It must be noted that if you’re lucky enough to get invited to a Balinese ceremony in a church, you’ll also have to abide by their dress code – luckily for us, their national dress is beautiful and elegant. Balinese Hindu ceremonial attire consists of a kebaya, which is a delicate lace woven blouse, a sarong and a sash for women. For men, Balinese ceremonial dress includes a button-down white shirt, a special cloth headdress called an udeng and a piece of material that wraps around the sarong called a saput.

The most important thing to remember is that these tourist attractions in Bali are places of worship for the locals. While in a temple remain inconspicuous, especially when people are praying.

Bali temples are full of statues and grand structures. Again common sense must prevail. Climbing on and crawling all over such sacred statues is forbidden, so it’s worth trying to explain this to any smaller children who might be accompanying you before entering the temple to avoid making a scene.

In a Nutshell

When you do get to step onto the glorious shores of Bali, it’ll immediately become apparent that the local Balinese culture is still prominent, as is their religion. Balinese Hinduism has a long colorful history, but what sets Balinese Hinduism apart from many other religions in the world is how much it’s still ingrained in everyday life and routine – it’s clear that adherence to religious tradition permeates all aspects of everyday life in Bali.
From a young child, the Balinese will be taught the practices and beliefs of Hinduism, and they too will later pass their knowledge, beliefs and traditions onto their own children. This is one of the most beautiful things about the Balinese and Bali. Despite Bali being a tourist hub where capitalism and corruption are said to be prominent, the people still maintain and live by their values, which is why, we too should respect their beliefs, traditions and rules.

The strong beliefs and adherence to their faith are what makes Bali such a charming place to visit. Immerse yourself into the unique culture and traditions of Bali and you’ll be able to see firsthand the plethora of colorful rituals and numerous festivities on a daily basis. Even though Bali accommodates to and accepts the different attitudes from Western tourists, it’s imperative that all visitors to the island employ common sense.

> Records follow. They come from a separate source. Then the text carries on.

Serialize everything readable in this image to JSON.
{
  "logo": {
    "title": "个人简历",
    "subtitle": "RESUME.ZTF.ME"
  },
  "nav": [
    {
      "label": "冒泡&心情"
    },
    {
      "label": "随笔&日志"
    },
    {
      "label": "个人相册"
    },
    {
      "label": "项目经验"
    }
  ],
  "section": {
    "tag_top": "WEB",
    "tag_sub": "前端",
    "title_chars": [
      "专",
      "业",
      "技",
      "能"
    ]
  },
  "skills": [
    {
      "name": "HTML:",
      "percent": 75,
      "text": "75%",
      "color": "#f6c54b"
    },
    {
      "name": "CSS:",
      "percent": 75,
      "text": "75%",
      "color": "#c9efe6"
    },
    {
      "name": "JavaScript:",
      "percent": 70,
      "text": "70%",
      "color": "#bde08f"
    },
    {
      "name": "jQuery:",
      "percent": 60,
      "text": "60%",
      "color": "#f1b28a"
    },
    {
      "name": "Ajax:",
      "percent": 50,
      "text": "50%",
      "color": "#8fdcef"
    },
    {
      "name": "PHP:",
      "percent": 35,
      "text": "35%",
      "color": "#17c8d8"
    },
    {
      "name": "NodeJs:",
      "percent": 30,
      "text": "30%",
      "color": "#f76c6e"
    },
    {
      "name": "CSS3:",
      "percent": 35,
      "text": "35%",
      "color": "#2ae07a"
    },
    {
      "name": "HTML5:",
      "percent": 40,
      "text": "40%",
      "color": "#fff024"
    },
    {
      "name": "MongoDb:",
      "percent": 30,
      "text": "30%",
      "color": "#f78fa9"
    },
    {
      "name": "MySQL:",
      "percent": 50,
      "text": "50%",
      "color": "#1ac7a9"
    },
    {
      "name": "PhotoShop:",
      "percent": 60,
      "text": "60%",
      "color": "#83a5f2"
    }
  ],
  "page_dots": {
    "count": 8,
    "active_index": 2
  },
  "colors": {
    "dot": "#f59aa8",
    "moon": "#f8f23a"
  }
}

Bali is a place where I can connect. It’s where I discovered my spiritual side and where I learned to accept and find myself. My respect for Bali and the Balinese runs deep. To me, it’s so refreshing to people genuinely practice a faith that they strongly believe in without imposing it on others. It’s a huge part of what makes Bali special, but one thing’s for sure, the Balinese are big believers because of their desire to please the Gods, not the tourists, and this is something admirable.

By Victoria Zurakowski